# [WHAT THIS TASK INVOLVES]
For the word "Portál", tally the lines of the data that contain it and give the tally alone.

# [GIVEN DATA]
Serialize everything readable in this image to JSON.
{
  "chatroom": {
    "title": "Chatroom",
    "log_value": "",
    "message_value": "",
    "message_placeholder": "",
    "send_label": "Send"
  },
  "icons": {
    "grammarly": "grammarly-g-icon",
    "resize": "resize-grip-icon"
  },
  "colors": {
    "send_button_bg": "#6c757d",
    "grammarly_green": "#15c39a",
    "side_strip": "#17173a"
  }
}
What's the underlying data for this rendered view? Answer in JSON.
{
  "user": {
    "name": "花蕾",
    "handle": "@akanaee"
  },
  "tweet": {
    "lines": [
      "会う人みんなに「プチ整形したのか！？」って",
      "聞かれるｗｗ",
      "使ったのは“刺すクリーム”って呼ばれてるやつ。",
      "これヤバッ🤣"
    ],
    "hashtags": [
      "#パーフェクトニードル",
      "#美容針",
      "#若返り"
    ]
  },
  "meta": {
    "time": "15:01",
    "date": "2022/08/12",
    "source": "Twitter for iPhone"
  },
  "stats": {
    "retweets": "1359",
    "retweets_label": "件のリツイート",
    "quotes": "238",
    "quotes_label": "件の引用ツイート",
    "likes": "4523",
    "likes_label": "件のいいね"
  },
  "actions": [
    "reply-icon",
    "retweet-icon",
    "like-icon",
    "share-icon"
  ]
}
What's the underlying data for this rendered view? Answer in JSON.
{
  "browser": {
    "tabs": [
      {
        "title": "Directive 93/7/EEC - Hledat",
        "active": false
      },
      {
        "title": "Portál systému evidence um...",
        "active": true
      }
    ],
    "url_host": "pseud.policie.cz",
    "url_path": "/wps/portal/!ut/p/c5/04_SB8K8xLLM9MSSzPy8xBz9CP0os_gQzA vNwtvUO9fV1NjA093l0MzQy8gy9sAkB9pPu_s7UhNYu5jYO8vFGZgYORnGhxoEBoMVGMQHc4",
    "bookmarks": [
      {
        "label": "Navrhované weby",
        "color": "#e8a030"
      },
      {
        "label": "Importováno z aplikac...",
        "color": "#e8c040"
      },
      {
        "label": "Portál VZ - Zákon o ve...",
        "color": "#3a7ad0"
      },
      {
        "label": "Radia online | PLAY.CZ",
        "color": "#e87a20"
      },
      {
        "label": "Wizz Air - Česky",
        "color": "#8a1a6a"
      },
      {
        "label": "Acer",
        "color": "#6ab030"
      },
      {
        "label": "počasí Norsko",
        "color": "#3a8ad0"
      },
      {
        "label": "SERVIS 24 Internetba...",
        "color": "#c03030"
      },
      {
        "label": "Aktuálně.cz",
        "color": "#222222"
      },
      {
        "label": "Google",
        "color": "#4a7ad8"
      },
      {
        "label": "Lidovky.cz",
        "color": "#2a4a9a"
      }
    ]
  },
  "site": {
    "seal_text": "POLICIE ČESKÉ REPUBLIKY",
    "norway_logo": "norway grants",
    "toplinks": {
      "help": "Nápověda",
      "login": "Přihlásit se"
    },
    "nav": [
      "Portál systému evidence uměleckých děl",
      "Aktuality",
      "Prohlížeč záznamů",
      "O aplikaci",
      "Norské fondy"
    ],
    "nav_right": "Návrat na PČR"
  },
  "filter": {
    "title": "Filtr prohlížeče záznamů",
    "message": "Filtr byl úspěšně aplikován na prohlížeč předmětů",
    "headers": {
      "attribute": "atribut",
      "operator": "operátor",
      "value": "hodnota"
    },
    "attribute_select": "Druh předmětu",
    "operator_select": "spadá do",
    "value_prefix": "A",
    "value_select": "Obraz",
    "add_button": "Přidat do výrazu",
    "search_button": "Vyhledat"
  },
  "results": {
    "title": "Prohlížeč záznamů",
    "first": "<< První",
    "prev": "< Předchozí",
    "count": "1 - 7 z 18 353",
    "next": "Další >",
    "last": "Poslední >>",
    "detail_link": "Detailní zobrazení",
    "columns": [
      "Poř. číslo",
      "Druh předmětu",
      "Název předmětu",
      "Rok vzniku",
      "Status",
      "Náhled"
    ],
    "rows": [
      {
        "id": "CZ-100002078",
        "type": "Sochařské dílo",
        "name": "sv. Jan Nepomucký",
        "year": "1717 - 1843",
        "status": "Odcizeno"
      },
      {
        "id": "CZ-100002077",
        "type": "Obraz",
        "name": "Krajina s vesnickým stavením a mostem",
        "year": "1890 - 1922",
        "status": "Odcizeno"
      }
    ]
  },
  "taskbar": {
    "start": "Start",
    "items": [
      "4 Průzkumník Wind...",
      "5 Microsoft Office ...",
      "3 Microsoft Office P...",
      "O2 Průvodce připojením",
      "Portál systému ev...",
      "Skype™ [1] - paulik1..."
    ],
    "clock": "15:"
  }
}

# [SOLVED PROBLEM]
4